Seeds are small things but once you allow yourself to learn about their biology you will quickly be renewed with fascination and wonder at just how unique and intricate life in all its forms really is.

Take a common garden seed such as a green bean.  This small package holds within it the past, present, and future seemingly all at once. 


The past is present in the hard seed coat that surrounds the embryo until conditions are right for new life to emerge.  The seed coat is formed directly from the tissues of the mother plant and is evidence of the end of the lifecycle of the previous generation that brought it into existence.   The seed coat is often hard and forms a protective barrier for the embryo.  But interesting research also shows that the seed coat is far more ‘alive’ than we would think.

The seed coat also acts as a sort of channel for transmitting various environmental cues directly to the deep interior of the seed.  This function actually enables the seed to adjust its metabolism and respond to the ongoing changes in the external environment. 


The seed you hold in your hand is of course the present moment in time between what has come and what will be.  This tiny structure that looks so insignificant holds within it some of the most immense possibility known on earth.


The future is present in the deep interior of the seed.  Our bean seed has an embryo which will become a new plant and it also contains a supply of stored food for the embryo (called the endosperm) which will supply nutrients until a new root system and seed leaves are formed.

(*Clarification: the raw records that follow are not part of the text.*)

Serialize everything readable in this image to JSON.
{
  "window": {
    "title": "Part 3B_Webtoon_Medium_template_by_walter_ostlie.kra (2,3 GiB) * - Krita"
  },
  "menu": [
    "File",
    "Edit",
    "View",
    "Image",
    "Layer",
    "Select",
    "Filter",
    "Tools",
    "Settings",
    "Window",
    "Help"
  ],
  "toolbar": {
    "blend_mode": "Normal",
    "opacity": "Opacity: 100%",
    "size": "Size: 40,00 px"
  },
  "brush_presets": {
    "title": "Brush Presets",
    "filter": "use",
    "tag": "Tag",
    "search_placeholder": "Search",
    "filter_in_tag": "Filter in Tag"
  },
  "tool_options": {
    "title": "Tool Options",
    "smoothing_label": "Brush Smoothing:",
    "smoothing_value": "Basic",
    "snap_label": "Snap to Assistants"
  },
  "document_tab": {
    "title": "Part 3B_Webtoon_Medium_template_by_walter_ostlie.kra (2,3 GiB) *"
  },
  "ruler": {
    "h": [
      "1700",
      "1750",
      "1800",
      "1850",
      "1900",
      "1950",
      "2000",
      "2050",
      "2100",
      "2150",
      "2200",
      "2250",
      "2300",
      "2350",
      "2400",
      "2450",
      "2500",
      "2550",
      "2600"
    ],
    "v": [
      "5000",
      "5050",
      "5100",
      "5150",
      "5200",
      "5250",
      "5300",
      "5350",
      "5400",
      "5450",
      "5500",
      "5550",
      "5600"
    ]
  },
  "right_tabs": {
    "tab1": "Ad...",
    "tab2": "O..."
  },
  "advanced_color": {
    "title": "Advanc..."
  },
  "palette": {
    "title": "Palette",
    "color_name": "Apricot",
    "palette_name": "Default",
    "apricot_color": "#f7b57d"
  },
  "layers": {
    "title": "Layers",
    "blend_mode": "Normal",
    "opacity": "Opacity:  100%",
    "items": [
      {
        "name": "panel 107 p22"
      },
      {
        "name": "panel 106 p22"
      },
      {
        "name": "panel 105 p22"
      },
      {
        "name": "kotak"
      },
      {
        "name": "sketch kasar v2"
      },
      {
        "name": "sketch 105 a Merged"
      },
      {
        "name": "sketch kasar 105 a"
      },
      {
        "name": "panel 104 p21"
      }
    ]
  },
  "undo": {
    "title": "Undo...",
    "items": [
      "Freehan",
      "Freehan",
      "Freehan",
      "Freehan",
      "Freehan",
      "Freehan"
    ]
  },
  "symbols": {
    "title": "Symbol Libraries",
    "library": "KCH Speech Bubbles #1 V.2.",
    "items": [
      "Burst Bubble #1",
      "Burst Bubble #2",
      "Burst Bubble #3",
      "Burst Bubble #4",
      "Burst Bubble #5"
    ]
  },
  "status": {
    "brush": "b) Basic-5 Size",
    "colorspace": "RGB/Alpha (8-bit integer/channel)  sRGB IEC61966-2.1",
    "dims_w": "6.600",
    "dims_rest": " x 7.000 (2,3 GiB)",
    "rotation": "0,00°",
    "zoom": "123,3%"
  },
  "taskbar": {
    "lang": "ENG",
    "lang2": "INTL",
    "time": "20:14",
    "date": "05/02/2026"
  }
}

What is fascinating is how the past, present, and future must all come together in a moment of time to create the beautiful process we call germination.

First seed dormancy must be overcome and the hard seed coat must start to break down and allow water to enter the seeds interior.  This breaking down process can happen in multiple ways and is different for different types of seeds.  The seed coat may begin to break down due to specific light conditions, heat, smoke or fire, or other environmental factors.

Once the seed coat breaks down, water can enter and reactivate enzymes present in the seed that begin to break down the endosperm so that food will be available to the growing embryo.  Food is then translocated to the embryo and it begins to grow as new cells elongate and divide.

The final step is what we experience as germination.  It is at this point that the embryo undergoes more metabolic changes that transform it into a seedling.  The radicle or first root emerges from the seed and then the hypocotyl or stem and seed leaves become visible as the new seedling begins to grow and produce its own food via photosynthesis.

Life is like a seed

If we reflect I think we will find that human life is also a ‘seed’ in a certain sense.  Our lives are filled with past, present, and future seemingly all at the same time just like a plant seed.  We have a history and a ‘seed coat’ that developed early in life based on our circumstances and family of origin, but how true it is that the ‘seed coat’ we grew must almost always be broken down to certain extent in order for us to germinate and grow and develop into whole and fully functional persons in all our dimensions.

The potential for an immense future of fruit growth lies within us too, some might refer to this kind of fruit as love, joy, peace, patience or kindness.  As you contemplate and plan what seeds to plant this year, don’t lose sight of the reality that your life is also a seed with great potential.